KITCHENER – Shaun Hancock was on the mound in a game for the University of Bridgeport in Connecticut when he felt a pop in his elbow, followed by an immediate burning sensation.
He finished the inning in agony, throwing another 20 pitches, and told his coach something was wrong. It was April 20, 2011.
“It felt like somebody had a blowtorch on my elbow. Probably one of the worse feelings I’ve ever had in my life,” the Oakville-raised pitcher said.
But an MRI didn’t find anything – so Hancock lived with the pain and a few days later was back in Ontario, suiting up for the Kitchener Panthers. He pitched in only one game upon his return, getting badly knocked around by Barrie.
The following morning, the 24-year-old reliever couldn’t close his car door. It hurt to lift his arm above his head to shampoo his hair. And his hand shook violently when he tried to pour milk on his cereal.
What Hancock didn’t know was he’d torn the ulnar collateral ligament in his elbow. If he ever wanted to pitch again, he’d need to go through reconstructive Tommy John surgery.
In August, 2011, he went under the knife. Doctors drilled holes in the bones in his elbow, and a new tendon was woven into place. His U.S. college paid for the work.
Tommy John surgery is a common enough process for pitchers, but for a young ball player, it was still a heady decision. The procedure meant staying off the mound for over a year, with no guarantees his baseball career would emerge intact.
“It was really scary realizing I may never pick up a baseball competitively again,” he admitted. “But at the same time, I knew if I wanted to play competitively, it was the only way I could do it.”
So far, Hancock’s reconstructed elbow is working beyond expectations.
In his first full spring since coming back, the 24-year-old showed few lingering effects of the surgery, throwing three complete games for the University of Bridgeport. Since rejoining the Panthers, he’s been a reliable and versatile reliever, earning one win and one save in ten innings of work.
He doesn’t overpower hitters, but has an effective “backwards” approach that keeps batters off-balance by starting with slower speed pitches and progressing to his modest fastball.
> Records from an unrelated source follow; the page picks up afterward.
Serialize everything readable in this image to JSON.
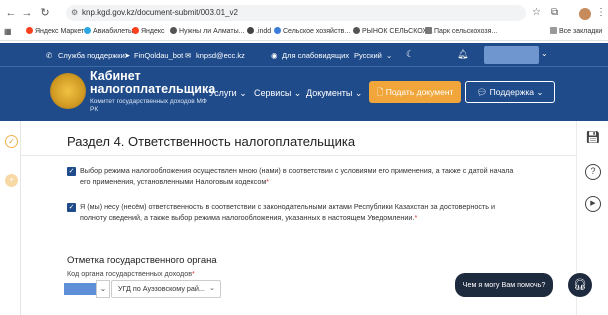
{
  "browser": {
    "url": "knp.kgd.gov.kz/document-submit/003.01_v2",
    "bookmarks": [
      "Яндекс Маркет",
      "Авиабилеты",
      "Яндекс",
      "Нужны ли Алматы...",
      ".indd",
      "Сельское хозяйств...",
      "РЫНОК СЕЛЬСКОХ...",
      "Парк сельскохозя...",
      "Все закладки"
    ]
  },
  "topbar": {
    "support": "Служба поддержки",
    "bot": "FinQoldau_bot",
    "email": "knpsd@ecc.kz",
    "accessibility": "Для слабовидящих",
    "language": "Русский"
  },
  "brand": {
    "line1": "Кабинет",
    "line2": "налогоплательщика",
    "line3": "Комитет государственных доходов МФ РК"
  },
  "nav": {
    "services": "Услуги",
    "e_services": "Сервисы",
    "documents": "Документы",
    "submit_button": "Подать документ",
    "support_button": "Поддержка"
  },
  "main": {
    "section_title": "Раздел 4. Ответственность налогоплательщика",
    "check1": "Выбор режима налогообложения осуществлен мною (нами) в соответствии с условиями его применения, а также с датой начала его применения, установленными Налоговым кодексом",
    "check2": "Я (мы) несу (несём) ответственность в соответствии с законодательными актами Республики Казахстан за достоверность и полноту сведений, а также выбор режима налогообложения, указанных в настоящем Уведомлении.",
    "org_section": "Отметка государственного органа",
    "org_code_label": "Код органа государственных доходов",
    "org_select_value": "УГД по Ауэзовскому рай...",
    "chat_text": "Чем я могу Вам помочь?"
  },
  "colors": {
    "header": "#1f4b8a",
    "accent": "#f0a63a",
    "chat": "#1e2a3e"
  }
}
Hancock already knows a thing or two about comebacks. He’s been through a major surgery before that threatened to put his career on ice. In 2008, he had a nine-month rehab after surgery to remove pinched nerves in his elbow.
“I was playing catch and I lost all feeling in my hand. The ball just fell out of my hand and I had no clue. It turns out I had scar tissue buildup, and it was pinching the nerve,” he said.
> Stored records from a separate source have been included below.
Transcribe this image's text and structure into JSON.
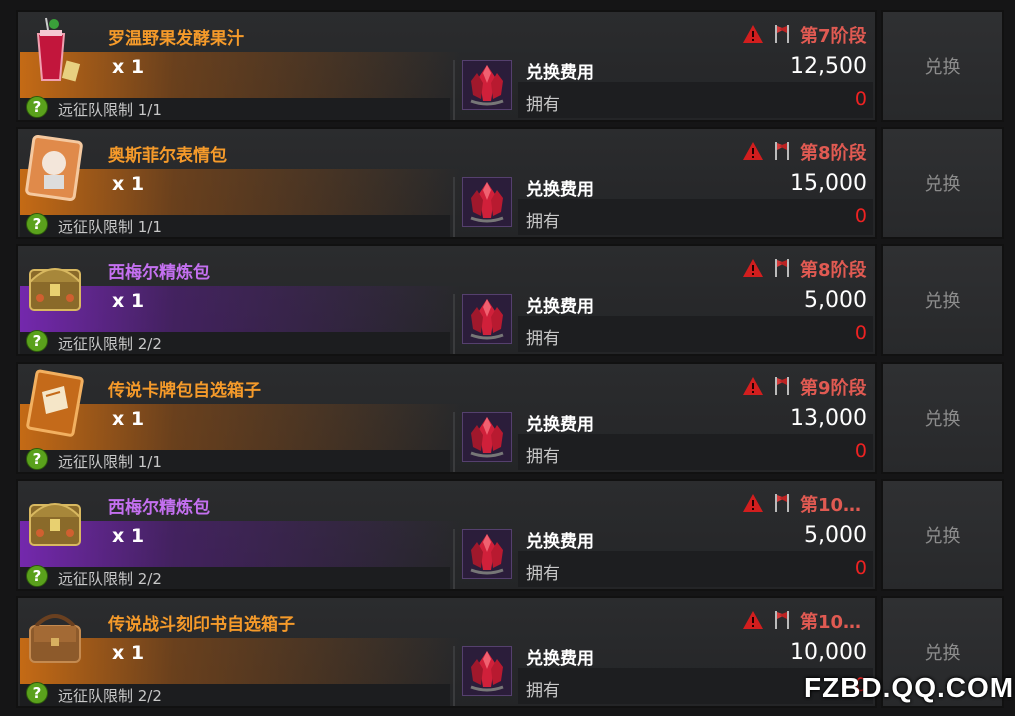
{
  "labels": {
    "cost": "兑换费用",
    "owned": "拥有",
    "exchange": "兑换",
    "help": "?"
  },
  "items": [
    {
      "name": "罗温野果发酵果汁",
      "qty": "x 1",
      "limit": "远征队限制 1/1",
      "cost": "12,500",
      "owned": "0",
      "stage": "第7阶段",
      "rarity": "orange",
      "icon": "juice-glass-icon"
    },
    {
      "name": "奥斯菲尔表情包",
      "qty": "x 1",
      "limit": "远征队限制 1/1",
      "cost": "15,000",
      "owned": "0",
      "stage": "第8阶段",
      "rarity": "orange",
      "icon": "emoticon-pack-icon"
    },
    {
      "name": "西梅尔精炼包",
      "qty": "x 1",
      "limit": "远征队限制 2/2",
      "cost": "5,000",
      "owned": "0",
      "stage": "第8阶段",
      "rarity": "purple",
      "icon": "treasure-chest-icon"
    },
    {
      "name": "传说卡牌包自选箱子",
      "qty": "x 1",
      "limit": "远征队限制 1/1",
      "cost": "13,000",
      "owned": "0",
      "stage": "第9阶段",
      "rarity": "orange",
      "icon": "card-book-icon"
    },
    {
      "name": "西梅尔精炼包",
      "qty": "x 1",
      "limit": "远征队限制 2/2",
      "cost": "5,000",
      "owned": "0",
      "stage": "第10…",
      "rarity": "purple",
      "icon": "treasure-chest-icon"
    },
    {
      "name": "传说战斗刻印书自选箱子",
      "qty": "x 1",
      "limit": "远征队限制 2/2",
      "cost": "10,000",
      "owned": "0",
      "stage": "第10…",
      "rarity": "orange",
      "icon": "leather-bag-icon"
    }
  ],
  "currency_icon": "red-crystal-icon",
  "colors": {
    "rarity_orange": "#f59a2a",
    "rarity_purple": "#c470f0",
    "stage_red": "#e05a52",
    "owned_red": "#ee2222",
    "help_green": "#5aa11c"
  },
  "watermark": "FZBD.QQ.COM"
}
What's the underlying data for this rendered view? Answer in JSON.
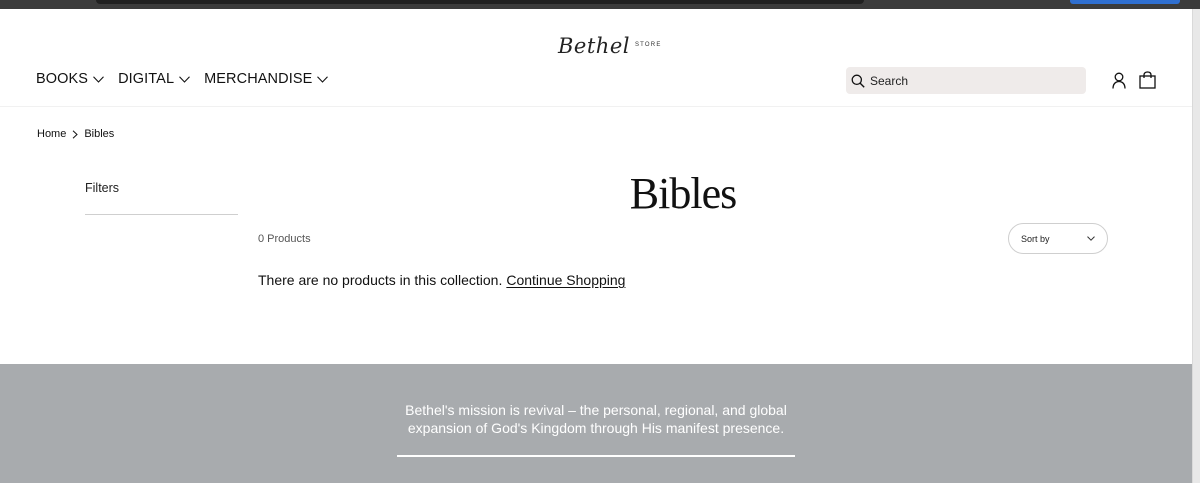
{
  "logo": {
    "script": "Bethel",
    "suffix": "STORE"
  },
  "nav": {
    "items": [
      {
        "label": "BOOKS"
      },
      {
        "label": "DIGITAL"
      },
      {
        "label": "MERCHANDISE"
      }
    ]
  },
  "search": {
    "placeholder": "Search"
  },
  "breadcrumb": {
    "home": "Home",
    "current": "Bibles"
  },
  "filters": {
    "label": "Filters"
  },
  "collection": {
    "title": "Bibles",
    "product_count": "0 Products",
    "sort_label": "Sort by",
    "empty_message": "There are no products in this collection.",
    "continue_link": "Continue Shopping"
  },
  "footer": {
    "mission_line1": "Bethel's mission is revival – the personal, regional, and global",
    "mission_line2": "expansion of God's Kingdom through His manifest presence."
  },
  "colors": {
    "footer_bg": "#a8abae",
    "search_bg": "#efebea",
    "browser_accent": "#2f6fd0"
  }
}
While he was recovering from Tommy John surgery, Hancock still came to the ballpark and studied opposing hitters, analyzing batting patterns and swings.
He also found another way to stay connected to the game – as a volunteer pitching coach for the Kitchener Panthers minor and major PeeWee team in Kitchener.
“The kids loved him, they gravitated toward him,” said Darryl Sanders, a coach with the team. “I think he just loves the game. He’s been around it his whole life, and wanted to give back to the kids.”
The following season, when the team’s head coach Jeff Hatt was battling cancer, Hancock filled an even bigger coaching role, driving in from Oakville multiple times a week to help mentor his young players.
“We wouldn’t have been able to do it without Shaun. He just jumped in with 100 per cent commitment,” he said. “He didn’t have to do this.”
By the fall of 2012, Hancock was taking his first few tentative steps back on the mound. But he was hesitant to pitch at high velocity, until a college coach convinced him to let go of his fear and trust his new elbow.
“I had two choices. I could either stop playing, or I could get rid of this fear inside me,” he said.
So he let go.
“The first time I did it, I threw three fastballs down the middle and struck the guy out. And it was so rewarding, because it was like all the work I did was finally paying off. I was back.”
The look ahead
The Panthers travel to London Saturday to take on the second-place Majors. Marcos Reyna, who has struck out 28 batters in 29 innings, will start in the 7:35 p.m. game.
On Sunday, Kitchener hosts the last-place Guelph Royals at Jack Couch Park. Pitcher Matt Robertson, who has 18 strikeouts in 17.1 innings, will take the mound for the 7 p.m. start.